Diana Robin is professor emerita of classics at the University of New Mexico and a scholar in residence at the Newberry Library.
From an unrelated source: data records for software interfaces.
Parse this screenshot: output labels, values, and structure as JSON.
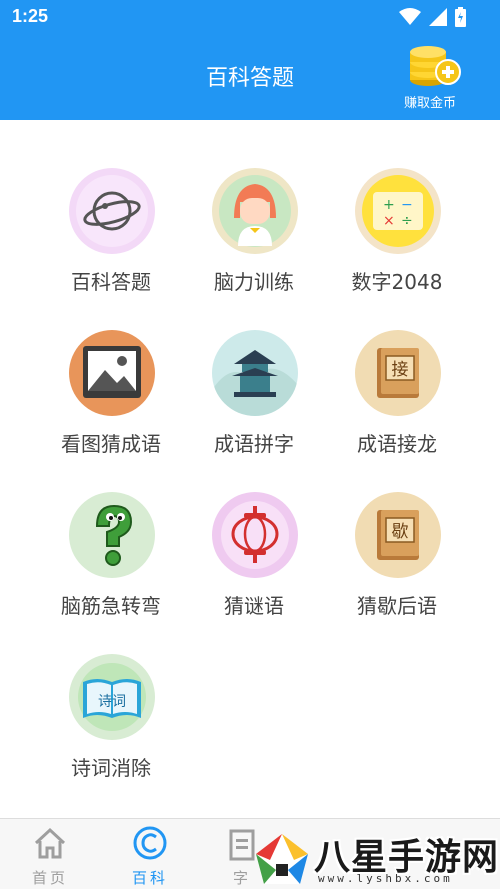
{
  "status": {
    "time": "1:25"
  },
  "header": {
    "title": "百科答题",
    "coin_label": "赚取金币"
  },
  "tiles": [
    {
      "label": "百科答题"
    },
    {
      "label": "脑力训练"
    },
    {
      "label": "数字2048"
    },
    {
      "label": "看图猜成语"
    },
    {
      "label": "成语拼字"
    },
    {
      "label": "成语接龙"
    },
    {
      "label": "脑筋急转弯"
    },
    {
      "label": "猜谜语"
    },
    {
      "label": "猜歇后语"
    },
    {
      "label": "诗词消除"
    }
  ],
  "tile_icon_text": {
    "jie": "接",
    "xie": "歇",
    "poem": "诗词"
  },
  "nav": [
    {
      "label": "首页"
    },
    {
      "label": "百科"
    },
    {
      "label": "字"
    }
  ],
  "watermark": {
    "text": "八星手游网",
    "url": "www.lyshbx.com"
  },
  "colors": {
    "primary": "#2196f3"
  }
}
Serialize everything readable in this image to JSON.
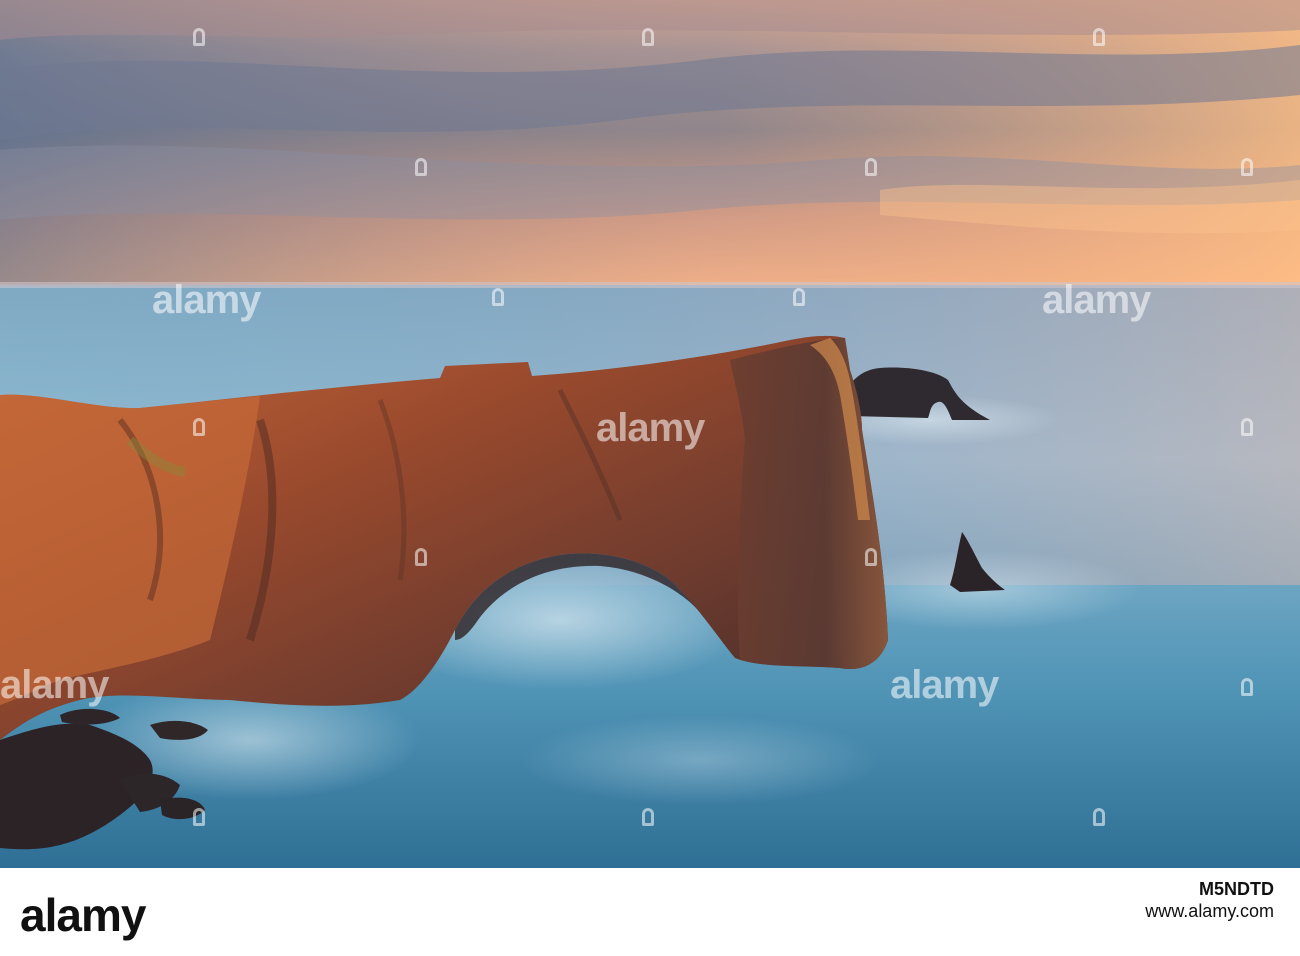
{
  "photo": {
    "subject": "sea-arch-at-sunset",
    "colors": {
      "sky_top": "#5d6b82",
      "sky_glow": "#f3a676",
      "horizon": "#f7b98d",
      "sea": "#4d8fae",
      "sea_light": "#a9cde0",
      "rock_lit": "#b4562f",
      "rock_dark": "#3a2620"
    }
  },
  "watermark": {
    "text": "alamy"
  },
  "footer": {
    "logo": "alamy",
    "image_code": "M5NDTD",
    "url": "www.alamy.com"
  }
}
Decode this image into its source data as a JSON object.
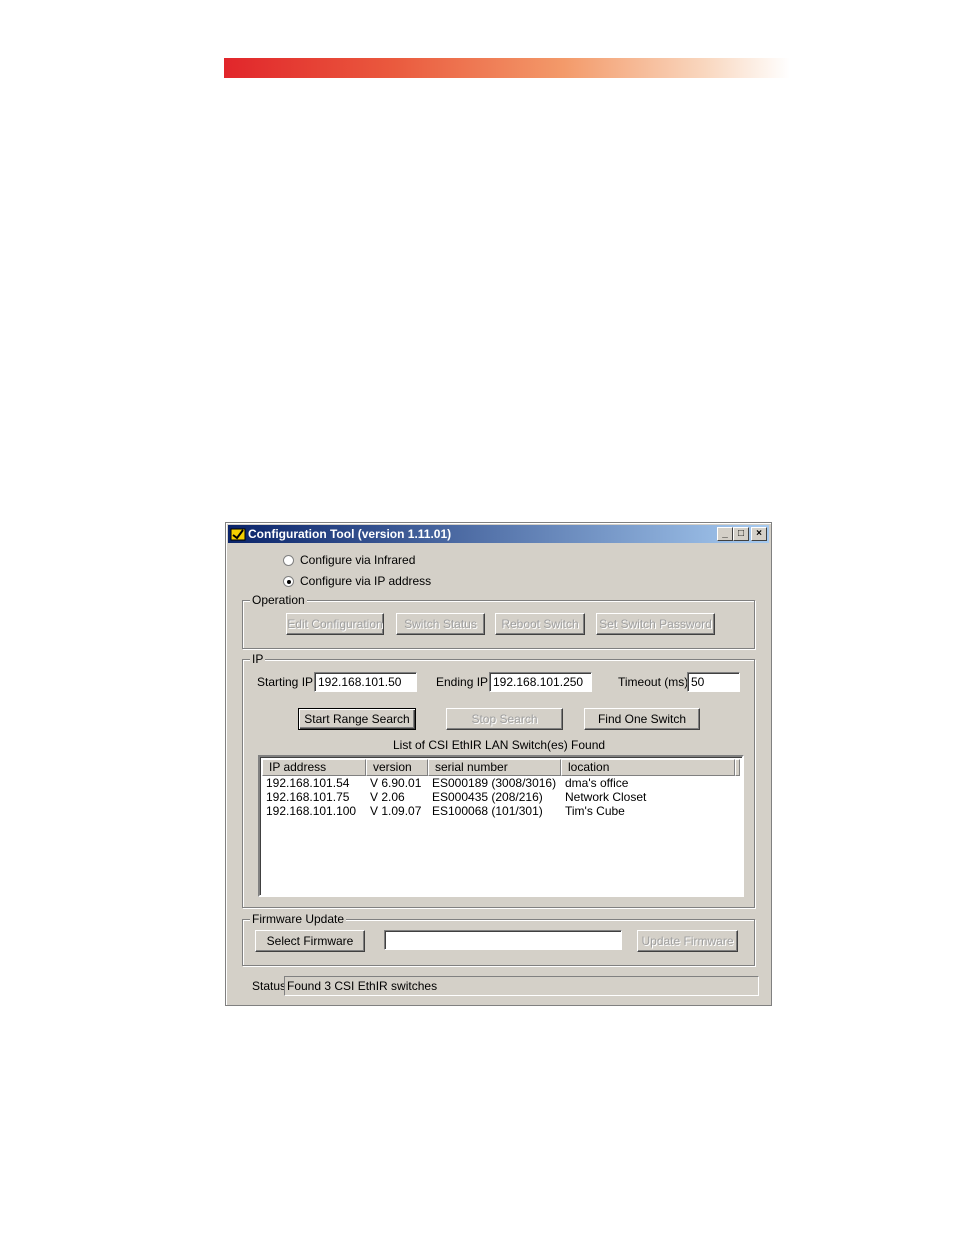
{
  "window": {
    "title": "Configuration Tool (version 1.11.01)",
    "minimize": "_",
    "maximize": "□",
    "close": "×"
  },
  "mode": {
    "infrared_label": "Configure via Infrared",
    "ip_label": "Configure via IP address",
    "selected": "ip"
  },
  "operation": {
    "group_label": "Operation",
    "edit_config": "Edit Configuration",
    "switch_status": "Switch Status",
    "reboot_switch": "Reboot Switch",
    "set_password": "Set Switch Password"
  },
  "ip": {
    "group_label": "IP",
    "starting_ip_label": "Starting IP",
    "starting_ip_value": "192.168.101.50",
    "ending_ip_label": "Ending IP",
    "ending_ip_value": "192.168.101.250",
    "timeout_label": "Timeout (ms)",
    "timeout_value": "50",
    "start_range_search": "Start Range Search",
    "stop_search": "Stop Search",
    "find_one_switch": "Find One Switch",
    "list_caption": "List of CSI EthIR LAN Switch(es) Found",
    "columns": [
      "IP address",
      "version",
      "serial number",
      "location"
    ],
    "rows": [
      [
        "192.168.101.54",
        "V 6.90.01",
        "ES000189 (3008/3016)",
        "dma's office"
      ],
      [
        "192.168.101.75",
        "V 2.06",
        "ES000435 (208/216)",
        "Network Closet"
      ],
      [
        "192.168.101.100",
        "V 1.09.07",
        "ES100068 (101/301)",
        "Tim's Cube"
      ]
    ]
  },
  "firmware": {
    "group_label": "Firmware Update",
    "select_firmware": "Select Firmware",
    "file_value": "",
    "update_firmware": "Update Firmware"
  },
  "status": {
    "label": "Status",
    "value": "Found 3 CSI EthIR switches"
  }
}
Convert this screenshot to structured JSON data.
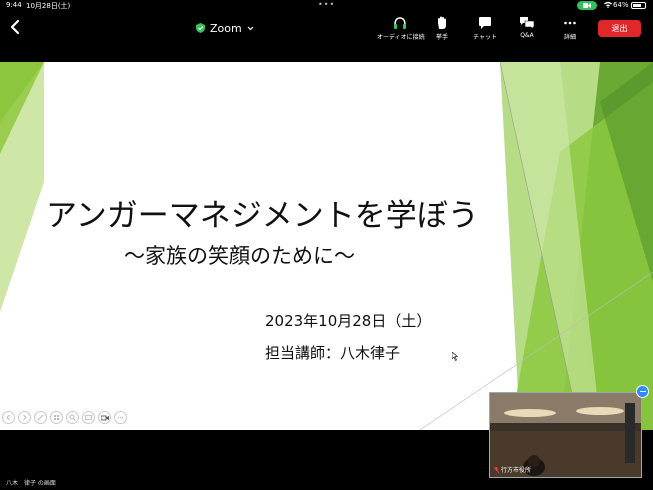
{
  "status_bar": {
    "time": "9:44",
    "date": "10月28日(土)",
    "battery": "64%"
  },
  "toolbar": {
    "meeting_title": "Zoom",
    "audio_label": "オーディオに接続",
    "raise_hand_label": "挙手",
    "chat_label": "チャット",
    "qa_label": "Q&A",
    "more_label": "詳細",
    "leave_label": "退出"
  },
  "slide": {
    "title": "アンガーマネジメントを学ぼう",
    "subtitle": "～家族の笑顔のために～",
    "date": "2023年10月28日（土）",
    "lecturer": "担当講師：八木律子"
  },
  "video": {
    "participant_name": "行方市役所"
  },
  "screen_owner": "八木　律子 の画面",
  "colors": {
    "accent_green": "#7dc242",
    "leave_red": "#e0272a",
    "shield_green": "#36c25c"
  }
}
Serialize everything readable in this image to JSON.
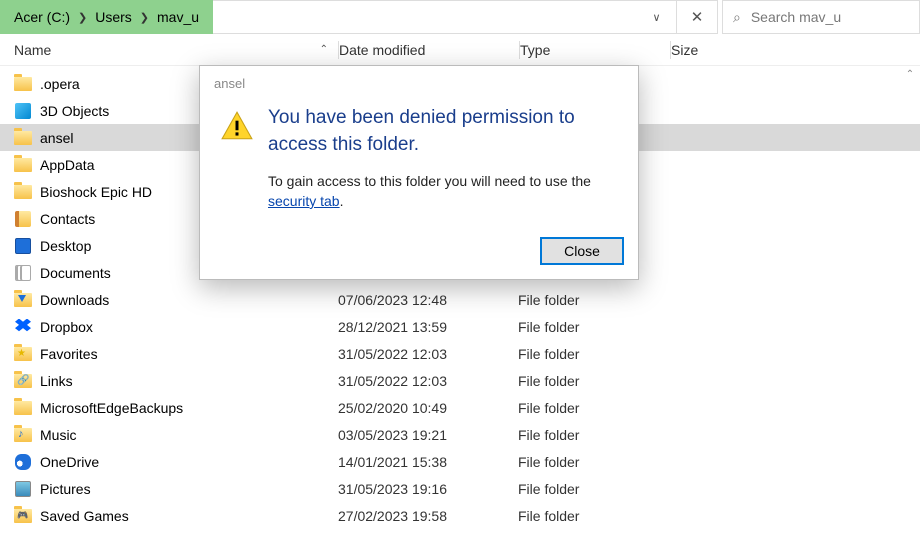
{
  "breadcrumb": {
    "b1": "Acer (C:)",
    "b2": "Users",
    "b3": "mav_u"
  },
  "search": {
    "placeholder": "Search mav_u"
  },
  "columns": {
    "name": "Name",
    "date": "Date modified",
    "type": "Type",
    "size": "Size"
  },
  "rows": [
    {
      "name": ".opera",
      "date": "",
      "type": "",
      "icon": "folder",
      "selected": false
    },
    {
      "name": "3D Objects",
      "date": "",
      "type": "",
      "icon": "3d",
      "selected": false
    },
    {
      "name": "ansel",
      "date": "",
      "type": "",
      "icon": "folder",
      "selected": true
    },
    {
      "name": "AppData",
      "date": "",
      "type": "",
      "icon": "folder",
      "selected": false
    },
    {
      "name": "Bioshock Epic HD",
      "date": "",
      "type": "",
      "icon": "folder",
      "selected": false
    },
    {
      "name": "Contacts",
      "date": "",
      "type": "",
      "icon": "contacts",
      "selected": false
    },
    {
      "name": "Desktop",
      "date": "",
      "type": "",
      "icon": "desktop",
      "selected": false
    },
    {
      "name": "Documents",
      "date": "",
      "type": "",
      "icon": "docs",
      "selected": false
    },
    {
      "name": "Downloads",
      "date": "07/06/2023 12:48",
      "type": "File folder",
      "icon": "downloads",
      "selected": false
    },
    {
      "name": "Dropbox",
      "date": "28/12/2021 13:59",
      "type": "File folder",
      "icon": "dropbox",
      "selected": false
    },
    {
      "name": "Favorites",
      "date": "31/05/2022 12:03",
      "type": "File folder",
      "icon": "favorites",
      "selected": false
    },
    {
      "name": "Links",
      "date": "31/05/2022 12:03",
      "type": "File folder",
      "icon": "links",
      "selected": false
    },
    {
      "name": "MicrosoftEdgeBackups",
      "date": "25/02/2020 10:49",
      "type": "File folder",
      "icon": "folder",
      "selected": false
    },
    {
      "name": "Music",
      "date": "03/05/2023 19:21",
      "type": "File folder",
      "icon": "music",
      "selected": false
    },
    {
      "name": "OneDrive",
      "date": "14/01/2021 15:38",
      "type": "File folder",
      "icon": "onedrive",
      "selected": false
    },
    {
      "name": "Pictures",
      "date": "31/05/2023 19:16",
      "type": "File folder",
      "icon": "pictures",
      "selected": false
    },
    {
      "name": "Saved Games",
      "date": "27/02/2023 19:58",
      "type": "File folder",
      "icon": "savedgames",
      "selected": false
    }
  ],
  "dialog": {
    "title": "ansel",
    "heading": "You have been denied permission to access this folder.",
    "body_pre": "To gain access to this folder you will need to use the ",
    "link": "security tab",
    "body_post": ".",
    "close": "Close"
  }
}
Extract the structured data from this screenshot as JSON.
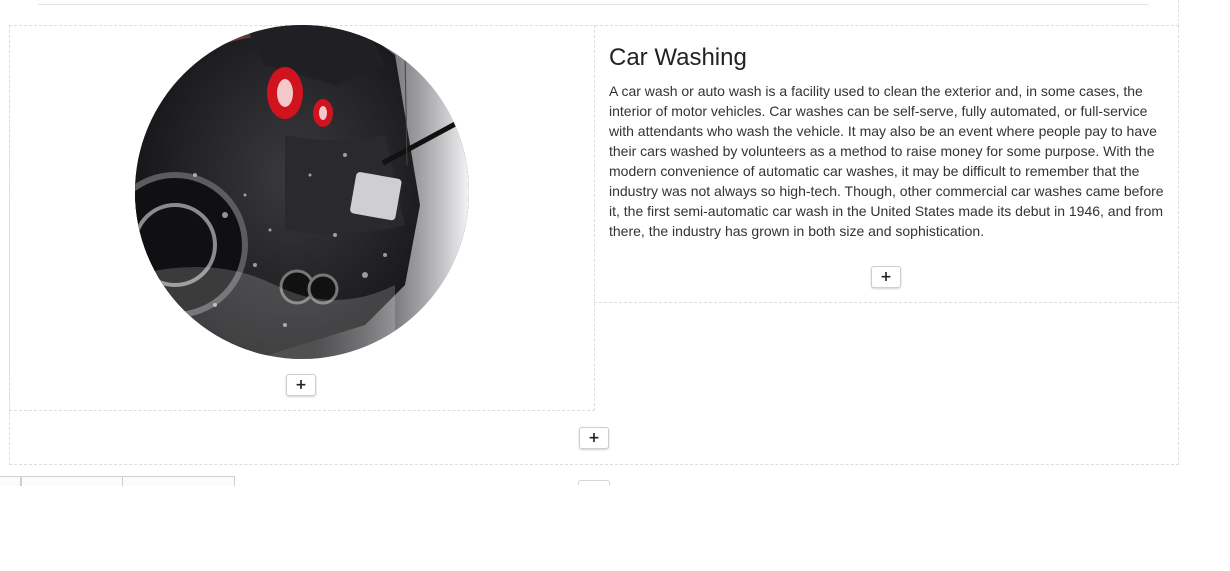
{
  "section": {
    "title": "Car Washing",
    "body": "A car wash or auto wash is a facility used to clean the exterior and, in some cases, the interior of motor vehicles. Car washes can be self-serve, fully automated, or full-service with attendants who wash the vehicle. It may also be an event where people pay to have their cars washed by volunteers as a method to raise money for some purpose. With the modern convenience of automatic car washes, it may be difficult to remember that the industry was not always so high-tech. Though, other commercial car washes came before it, the first semi-automatic car wash in the United States made its debut in 1946, and from there, the industry has grown in both size and sophistication."
  },
  "image": {
    "subject": "car-wash-photo"
  },
  "buttons": {
    "add_label": "+"
  },
  "colors": {
    "border_dashed": "#dddddd",
    "text": "#333333",
    "title": "#222222",
    "taillight": "#d0131f"
  }
}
She has written, edited, and translated several books, most recently Isotta Nogarola’s Complete Writings, also published by the University of Chicago Press.
Table of ContentsIntroduction to the Series by Margaret L. King and Albert Rabil, Jr.
1. Women Patrons
2. Family Members
3. Princes and Courtiers
4. Academics and Literary Friends
5. Men of the Church
6. Unknown Correspondents and Humanist Form Letters
7. The Public Lectures